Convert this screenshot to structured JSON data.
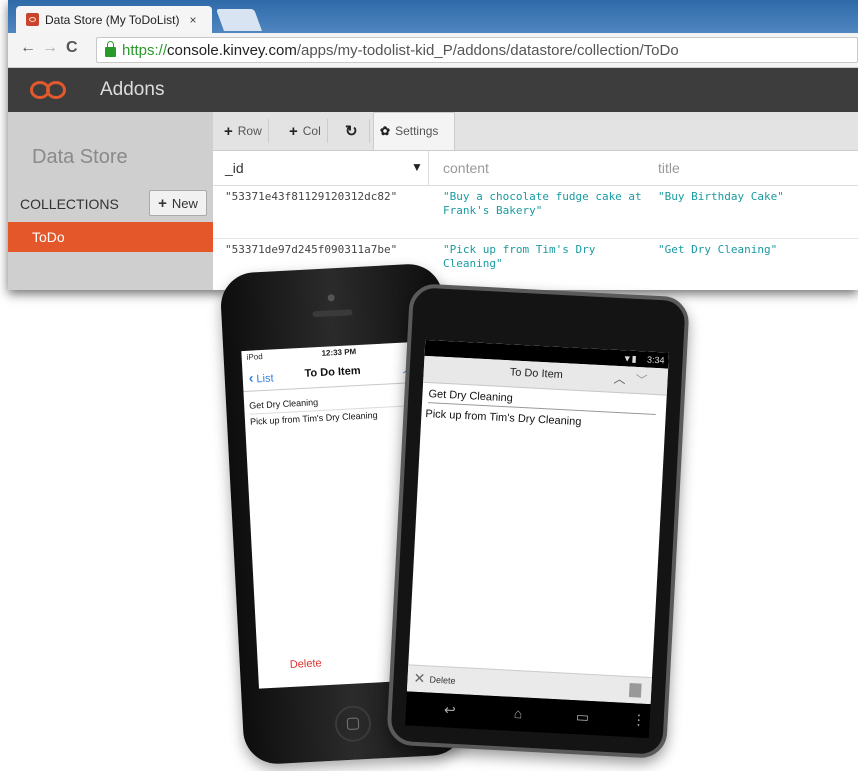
{
  "browser": {
    "tab_title": "Data Store (My ToDoList)",
    "tab_close": "×",
    "url_scheme": "https://",
    "url_host": "console.kinvey.com",
    "url_path": "/apps/my-todolist-kid_P/addons/datastore/collection/ToDo"
  },
  "app": {
    "title": "Addons",
    "brand_color": "#e3572b"
  },
  "sidebar": {
    "title": "Data Store",
    "collections_label": "COLLECTIONS",
    "new_button": "New",
    "items": [
      {
        "label": "ToDo"
      }
    ]
  },
  "grid": {
    "toolbar": {
      "row": "Row",
      "col": "Col",
      "settings": "Settings"
    },
    "columns": [
      "_id",
      "content",
      "title"
    ],
    "rows": [
      {
        "id": "\"53371e43f81129120312dc82\"",
        "content": "\"Buy a chocolate fudge cake at Frank's Bakery\"",
        "title": "\"Buy Birthday Cake\""
      },
      {
        "id": "\"53371de97d245f090311a7be\"",
        "content": "\"Pick up from Tim's Dry Cleaning\"",
        "title": "\"Get Dry Cleaning\""
      }
    ]
  },
  "iphone": {
    "carrier": "iPod",
    "time": "12:33 PM",
    "back_label": "List",
    "title": "To Do Item",
    "title_field": "Get Dry Cleaning",
    "content_field": "Pick up from Tim's Dry Cleaning",
    "delete_label": "Delete"
  },
  "android": {
    "clock": "3:34",
    "title": "To Do Item",
    "title_field": "Get Dry Cleaning",
    "content_field": "Pick up from Tim's Dry Cleaning",
    "delete_label": "Delete"
  }
}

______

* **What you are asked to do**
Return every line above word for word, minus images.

* **Response to the task**
Convert this screenshot to structured JSON data.
{
  "browser": {
    "tab_title": "Data Store (My ToDoList)",
    "tab_close": "×",
    "url_scheme": "https://",
    "url_host": "console.kinvey.com",
    "url_path": "/apps/my-todolist-kid_P/addons/datastore/collection/ToDo"
  },
  "app": {
    "title": "Addons",
    "brand_color": "#e3572b"
  },
  "sidebar": {
    "title": "Data Store",
    "collections_label": "COLLECTIONS",
    "new_button": "New",
    "items": [
      {
        "label": "ToDo"
      }
    ]
  },
  "grid": {
    "toolbar": {
      "row": "Row",
      "col": "Col",
      "settings": "Settings"
    },
    "columns": [
      "_id",
      "content",
      "title"
    ],
    "rows": [
      {
        "id": "\"53371e43f81129120312dc82\"",
        "content": "\"Buy a chocolate fudge cake at Frank's Bakery\"",
        "title": "\"Buy Birthday Cake\""
      },
      {
        "id": "\"53371de97d245f090311a7be\"",
        "content": "\"Pick up from Tim's Dry Cleaning\"",
        "title": "\"Get Dry Cleaning\""
      }
    ]
  },
  "iphone": {
    "carrier": "iPod",
    "time": "12:33 PM",
    "back_label": "List",
    "title": "To Do Item",
    "title_field": "Get Dry Cleaning",
    "content_field": "Pick up from Tim's Dry Cleaning",
    "delete_label": "Delete"
  },
  "android": {
    "clock": "3:34",
    "title": "To Do Item",
    "title_field": "Get Dry Cleaning",
    "content_field": "Pick up from Tim's Dry Cleaning",
    "delete_label": "Delete"
  }
}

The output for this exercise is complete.